Cal Performances offered a preview of its upcoming season Tuesday, extending its usual impressive variety of artists, live art forms and venues with an emphasis on themes reverberating across the campus and the country: citizenship/home and equal rights/women.
Matías Tarnopolsky, Cal Performances’ executive and artistic director now in his ninth — and final season — on campus, called the 2018-2019 lineup “the best season we’ve done.”
“There is a sense of vulnerability in the world right now, and we feel a responsibility to ask artists to lead the way in helping us navigate our challenging sociocultural moment,” he said in presenting the new lineup at Zellerbach Hall.
A number of innovative performances and related public events are scheduled as part of the Berkeley Research and Development Initiative in Creativity, Arts and Learning (Berkeley RADICAL) goal of nurturing artistic literacy and engaging new audiences. In the past several years, Cal Performances has seen its undergraduate audience grow from 2-3 percent to close to 10 percent.
An enduring dream
Highlights of the Berkeley RADICAL programming will include the world premiere of Dreamer, an oratorio by composer Jimmy Lopez of Peru, accompanied by Esa-Pekka Salonen and London’s Philharmonia Orchestra, with a libretto by Pulitzer Prize-winning playwright Nilo Cruz, a Cuban refugee, along with solos by Puerto Rican soprano Ana Maria Martinez.
Interviews with real-life Dreamers from UC Berkeley and surrounding communities have informed the work, Lopez said Tuesday.
He said that when the subject of the piece commissioned by Cal Performances and a Hewlett 50 Arts Commission grant was chosen, “we thought the story had a brighter ending.”
Also part of the season’s citizenship programming will be performances by Daniel Barenboim and the West-Eastern Divan Orchestra, almost 20 years after Barenboim and Palestinian scholar Edward Said founded the group of Israelis and Arabs as a new model for cooperation.
Also in the mix will be a performance by Berlin’s Schaubuhne theater of Henrik Ibsen’s An Enemy of the People.
Other related programming will feature more than two dozen musicians from 15 countries on three continents who pay tribute in The Routes of Slavery (1444-1888) to the historically enslaved around the world.
Post-show talks and receptions will be held in conjunction with citizenship performances. Additional public forums will be sponsored by Cal Performances and UC Berkeley’s Haas Institute for a Fair and Inclusive Society.
On the other side of the Berkeley RADICAL plan for 2018-2019, five programs have been created by female artists through dance, music and theater.
One will feature Annie B-Parson of the Big Dance Theater in a combination of dance, music, video and text that offers a feminist twist on the male-dominated historical narrative as recorded in the 17th-century diaries of politician Samuel Pepys, and contrasted by his outspoken contemporary, Margaret Cavendish.
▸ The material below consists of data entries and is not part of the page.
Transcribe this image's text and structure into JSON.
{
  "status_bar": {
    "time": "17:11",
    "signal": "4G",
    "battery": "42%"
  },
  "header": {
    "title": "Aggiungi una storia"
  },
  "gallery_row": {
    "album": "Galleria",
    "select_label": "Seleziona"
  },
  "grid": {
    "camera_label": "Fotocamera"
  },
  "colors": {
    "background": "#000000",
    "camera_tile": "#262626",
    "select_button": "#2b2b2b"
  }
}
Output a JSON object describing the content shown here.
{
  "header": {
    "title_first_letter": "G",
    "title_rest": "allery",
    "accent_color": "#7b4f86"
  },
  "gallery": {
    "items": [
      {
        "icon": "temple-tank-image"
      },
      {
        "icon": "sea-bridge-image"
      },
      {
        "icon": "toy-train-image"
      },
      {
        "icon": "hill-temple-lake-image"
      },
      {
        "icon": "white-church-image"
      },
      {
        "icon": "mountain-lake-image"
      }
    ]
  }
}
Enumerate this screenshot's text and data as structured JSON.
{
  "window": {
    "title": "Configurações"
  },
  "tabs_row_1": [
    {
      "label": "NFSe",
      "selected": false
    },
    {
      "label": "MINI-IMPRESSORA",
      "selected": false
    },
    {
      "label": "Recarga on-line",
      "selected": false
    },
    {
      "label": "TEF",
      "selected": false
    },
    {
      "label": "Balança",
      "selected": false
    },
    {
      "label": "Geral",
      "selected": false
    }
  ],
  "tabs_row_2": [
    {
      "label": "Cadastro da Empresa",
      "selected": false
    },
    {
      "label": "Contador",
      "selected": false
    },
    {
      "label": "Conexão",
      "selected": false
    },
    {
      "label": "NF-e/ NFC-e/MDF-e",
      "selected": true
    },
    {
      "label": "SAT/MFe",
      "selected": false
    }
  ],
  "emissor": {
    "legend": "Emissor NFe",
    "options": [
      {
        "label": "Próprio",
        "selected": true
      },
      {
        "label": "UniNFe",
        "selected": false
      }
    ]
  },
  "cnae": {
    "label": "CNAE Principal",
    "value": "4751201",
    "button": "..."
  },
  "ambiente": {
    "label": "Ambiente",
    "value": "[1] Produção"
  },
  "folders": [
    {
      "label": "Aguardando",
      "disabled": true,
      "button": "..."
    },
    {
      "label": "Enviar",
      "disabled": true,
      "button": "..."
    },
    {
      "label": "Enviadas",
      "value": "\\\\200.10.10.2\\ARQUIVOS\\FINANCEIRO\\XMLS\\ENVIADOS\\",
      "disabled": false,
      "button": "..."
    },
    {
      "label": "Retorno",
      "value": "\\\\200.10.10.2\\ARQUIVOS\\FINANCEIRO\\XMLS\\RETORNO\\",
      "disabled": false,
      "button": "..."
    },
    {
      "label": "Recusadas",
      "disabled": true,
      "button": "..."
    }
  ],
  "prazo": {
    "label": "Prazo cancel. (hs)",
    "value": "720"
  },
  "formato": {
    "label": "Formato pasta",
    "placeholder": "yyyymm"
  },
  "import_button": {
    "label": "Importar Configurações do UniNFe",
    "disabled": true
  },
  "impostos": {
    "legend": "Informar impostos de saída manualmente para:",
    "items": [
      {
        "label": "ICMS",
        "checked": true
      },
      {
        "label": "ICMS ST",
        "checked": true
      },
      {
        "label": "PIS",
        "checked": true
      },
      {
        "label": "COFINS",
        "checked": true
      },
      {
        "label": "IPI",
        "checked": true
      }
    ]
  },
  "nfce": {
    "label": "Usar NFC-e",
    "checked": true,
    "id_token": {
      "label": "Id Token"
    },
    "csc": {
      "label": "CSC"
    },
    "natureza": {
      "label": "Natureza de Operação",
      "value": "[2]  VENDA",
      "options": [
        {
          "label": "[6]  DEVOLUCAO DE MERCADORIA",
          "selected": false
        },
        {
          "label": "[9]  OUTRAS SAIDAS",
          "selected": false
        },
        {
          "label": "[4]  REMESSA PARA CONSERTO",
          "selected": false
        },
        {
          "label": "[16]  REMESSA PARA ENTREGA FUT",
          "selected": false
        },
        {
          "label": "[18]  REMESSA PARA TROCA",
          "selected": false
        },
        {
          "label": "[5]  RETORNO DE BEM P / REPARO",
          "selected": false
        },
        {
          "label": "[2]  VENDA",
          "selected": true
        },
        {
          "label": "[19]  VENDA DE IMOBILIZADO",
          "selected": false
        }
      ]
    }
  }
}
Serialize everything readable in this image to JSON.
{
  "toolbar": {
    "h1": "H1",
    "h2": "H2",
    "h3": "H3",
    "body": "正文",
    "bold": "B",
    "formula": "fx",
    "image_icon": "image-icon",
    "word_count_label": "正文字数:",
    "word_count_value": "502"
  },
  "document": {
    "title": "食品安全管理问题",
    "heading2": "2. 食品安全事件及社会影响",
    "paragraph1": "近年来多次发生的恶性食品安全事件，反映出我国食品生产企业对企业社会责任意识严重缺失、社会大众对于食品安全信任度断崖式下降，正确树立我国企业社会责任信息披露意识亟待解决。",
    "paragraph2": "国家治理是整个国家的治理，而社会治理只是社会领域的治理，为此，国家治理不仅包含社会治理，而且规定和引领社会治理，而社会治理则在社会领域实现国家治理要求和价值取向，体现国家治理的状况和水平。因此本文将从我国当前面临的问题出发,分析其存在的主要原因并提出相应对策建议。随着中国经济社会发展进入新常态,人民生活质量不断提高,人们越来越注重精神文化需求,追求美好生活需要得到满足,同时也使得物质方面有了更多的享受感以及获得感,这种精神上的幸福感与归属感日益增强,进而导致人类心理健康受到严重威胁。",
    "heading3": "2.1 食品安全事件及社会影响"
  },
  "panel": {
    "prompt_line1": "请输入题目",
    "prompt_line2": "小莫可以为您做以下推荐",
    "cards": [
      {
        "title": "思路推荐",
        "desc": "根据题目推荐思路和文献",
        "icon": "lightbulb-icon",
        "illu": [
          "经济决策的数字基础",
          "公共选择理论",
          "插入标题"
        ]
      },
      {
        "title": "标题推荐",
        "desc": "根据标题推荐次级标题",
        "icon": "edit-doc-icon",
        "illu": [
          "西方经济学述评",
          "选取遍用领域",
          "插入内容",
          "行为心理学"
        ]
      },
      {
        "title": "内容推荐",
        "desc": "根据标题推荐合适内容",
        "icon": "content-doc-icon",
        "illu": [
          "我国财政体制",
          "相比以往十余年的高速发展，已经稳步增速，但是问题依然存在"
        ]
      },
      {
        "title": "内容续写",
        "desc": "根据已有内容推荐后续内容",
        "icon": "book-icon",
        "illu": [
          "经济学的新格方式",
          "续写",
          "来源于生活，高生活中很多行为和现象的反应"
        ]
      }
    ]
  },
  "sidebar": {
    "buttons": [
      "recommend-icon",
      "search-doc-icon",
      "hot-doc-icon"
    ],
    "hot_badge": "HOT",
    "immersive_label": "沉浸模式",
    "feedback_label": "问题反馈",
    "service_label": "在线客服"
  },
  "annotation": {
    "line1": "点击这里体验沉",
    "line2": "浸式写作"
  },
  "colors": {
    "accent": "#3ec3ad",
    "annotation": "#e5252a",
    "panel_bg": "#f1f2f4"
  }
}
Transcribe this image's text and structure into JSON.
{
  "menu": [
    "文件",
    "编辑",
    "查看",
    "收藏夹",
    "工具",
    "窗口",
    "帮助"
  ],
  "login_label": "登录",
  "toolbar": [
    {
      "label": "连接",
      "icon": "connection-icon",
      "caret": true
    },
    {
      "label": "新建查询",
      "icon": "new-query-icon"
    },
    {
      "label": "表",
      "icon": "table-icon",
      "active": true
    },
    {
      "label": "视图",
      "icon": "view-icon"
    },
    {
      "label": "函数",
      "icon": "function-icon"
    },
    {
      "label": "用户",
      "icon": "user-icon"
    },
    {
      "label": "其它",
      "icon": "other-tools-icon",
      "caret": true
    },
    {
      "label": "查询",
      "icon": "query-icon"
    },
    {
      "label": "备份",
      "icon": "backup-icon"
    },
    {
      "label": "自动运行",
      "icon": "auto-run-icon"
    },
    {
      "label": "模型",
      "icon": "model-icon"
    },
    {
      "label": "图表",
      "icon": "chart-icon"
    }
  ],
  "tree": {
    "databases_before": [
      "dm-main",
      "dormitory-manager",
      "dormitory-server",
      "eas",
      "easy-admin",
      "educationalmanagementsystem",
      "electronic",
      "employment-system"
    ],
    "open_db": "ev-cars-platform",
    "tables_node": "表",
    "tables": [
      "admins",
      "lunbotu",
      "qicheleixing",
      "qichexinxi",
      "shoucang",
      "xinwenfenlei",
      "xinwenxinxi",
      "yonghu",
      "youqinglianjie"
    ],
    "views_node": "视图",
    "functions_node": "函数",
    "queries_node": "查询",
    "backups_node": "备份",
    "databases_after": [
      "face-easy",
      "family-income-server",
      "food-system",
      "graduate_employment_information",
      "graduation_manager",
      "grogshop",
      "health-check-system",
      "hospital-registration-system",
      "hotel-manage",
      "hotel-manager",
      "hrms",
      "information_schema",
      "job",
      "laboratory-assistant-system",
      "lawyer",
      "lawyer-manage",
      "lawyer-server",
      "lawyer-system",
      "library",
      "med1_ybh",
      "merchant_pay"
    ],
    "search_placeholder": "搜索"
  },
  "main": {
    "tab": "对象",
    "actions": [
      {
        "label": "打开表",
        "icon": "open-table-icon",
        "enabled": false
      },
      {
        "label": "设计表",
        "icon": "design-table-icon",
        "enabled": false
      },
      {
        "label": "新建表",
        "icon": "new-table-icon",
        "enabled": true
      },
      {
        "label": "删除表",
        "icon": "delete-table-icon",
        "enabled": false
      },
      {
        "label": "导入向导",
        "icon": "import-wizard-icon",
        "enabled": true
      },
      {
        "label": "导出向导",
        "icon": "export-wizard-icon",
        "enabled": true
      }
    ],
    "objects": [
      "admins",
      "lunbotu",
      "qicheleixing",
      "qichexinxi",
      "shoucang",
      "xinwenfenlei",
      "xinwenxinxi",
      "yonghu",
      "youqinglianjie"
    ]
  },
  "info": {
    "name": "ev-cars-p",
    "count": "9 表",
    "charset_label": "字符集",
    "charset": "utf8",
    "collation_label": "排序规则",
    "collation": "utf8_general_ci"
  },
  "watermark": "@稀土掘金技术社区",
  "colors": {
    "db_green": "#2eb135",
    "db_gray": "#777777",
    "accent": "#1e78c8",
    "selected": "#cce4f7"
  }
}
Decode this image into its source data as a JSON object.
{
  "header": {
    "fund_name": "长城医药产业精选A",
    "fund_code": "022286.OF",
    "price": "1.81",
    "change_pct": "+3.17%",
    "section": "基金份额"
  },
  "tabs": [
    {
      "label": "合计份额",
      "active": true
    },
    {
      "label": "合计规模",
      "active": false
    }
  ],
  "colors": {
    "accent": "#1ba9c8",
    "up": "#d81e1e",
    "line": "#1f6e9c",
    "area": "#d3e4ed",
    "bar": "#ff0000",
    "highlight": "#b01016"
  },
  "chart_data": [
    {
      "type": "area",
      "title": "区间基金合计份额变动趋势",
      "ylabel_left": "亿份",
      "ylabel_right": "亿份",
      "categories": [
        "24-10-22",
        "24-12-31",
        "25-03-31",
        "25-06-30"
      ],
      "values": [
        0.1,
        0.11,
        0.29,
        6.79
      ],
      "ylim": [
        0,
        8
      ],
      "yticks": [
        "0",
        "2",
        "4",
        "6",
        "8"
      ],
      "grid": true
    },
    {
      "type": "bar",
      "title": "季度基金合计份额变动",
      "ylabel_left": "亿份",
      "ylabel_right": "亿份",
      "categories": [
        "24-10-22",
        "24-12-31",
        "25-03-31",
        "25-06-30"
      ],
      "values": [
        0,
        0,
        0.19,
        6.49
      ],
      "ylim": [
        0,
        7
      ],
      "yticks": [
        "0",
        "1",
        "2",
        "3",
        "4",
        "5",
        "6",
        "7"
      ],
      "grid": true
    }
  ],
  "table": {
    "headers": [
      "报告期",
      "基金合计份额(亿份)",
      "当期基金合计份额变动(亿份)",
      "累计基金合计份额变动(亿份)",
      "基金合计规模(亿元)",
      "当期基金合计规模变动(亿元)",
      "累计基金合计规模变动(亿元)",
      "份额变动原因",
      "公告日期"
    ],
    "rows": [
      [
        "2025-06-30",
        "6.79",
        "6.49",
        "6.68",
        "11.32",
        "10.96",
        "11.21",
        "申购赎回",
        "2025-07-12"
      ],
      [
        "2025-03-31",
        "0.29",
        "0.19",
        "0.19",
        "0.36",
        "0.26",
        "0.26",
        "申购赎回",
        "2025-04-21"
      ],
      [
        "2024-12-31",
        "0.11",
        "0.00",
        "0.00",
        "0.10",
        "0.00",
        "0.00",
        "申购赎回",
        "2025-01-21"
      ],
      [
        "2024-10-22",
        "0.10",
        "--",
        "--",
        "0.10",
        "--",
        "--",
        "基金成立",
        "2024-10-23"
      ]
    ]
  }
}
In addition, Cal Performances patrons will be treated to a tribute to Mexican songwriter Juan Gabriel by his mentee, Grammy Award-winner Aida Cuevas, and the Mexico City-based Mariachi Juvenil Tecalitlan; dancer, choreographer and theater artist Akram Khan in a West Coast premiere of XENOS, a solo production co-commissioned by Cal Performances that combines Indian kathak and modern dance, mime and more; and Campagnie Kafig will perform a blend of Brazilian urban dance, capoeira, modern dance, circus arts and hip-hop in a program called Pixel.
The entire upcoming season at Cal Performances will be populated by diverse artists from around the globe, beginning with a gala performance on Sept. 23 at the Greek Theatre by the Jazz at Lincoln Center Orchestra with Wynton Marsalis and special guest Jon Batiste. A week later, cellist Yo-Yo Ma returns to the Greek to perform the complete Bach Cello Suites over the course of about two and a half hours.
For more details about the upcoming season, read the Cal Performances press release. Subscription packages for the season go on sale at noon on Tuesday, April 24.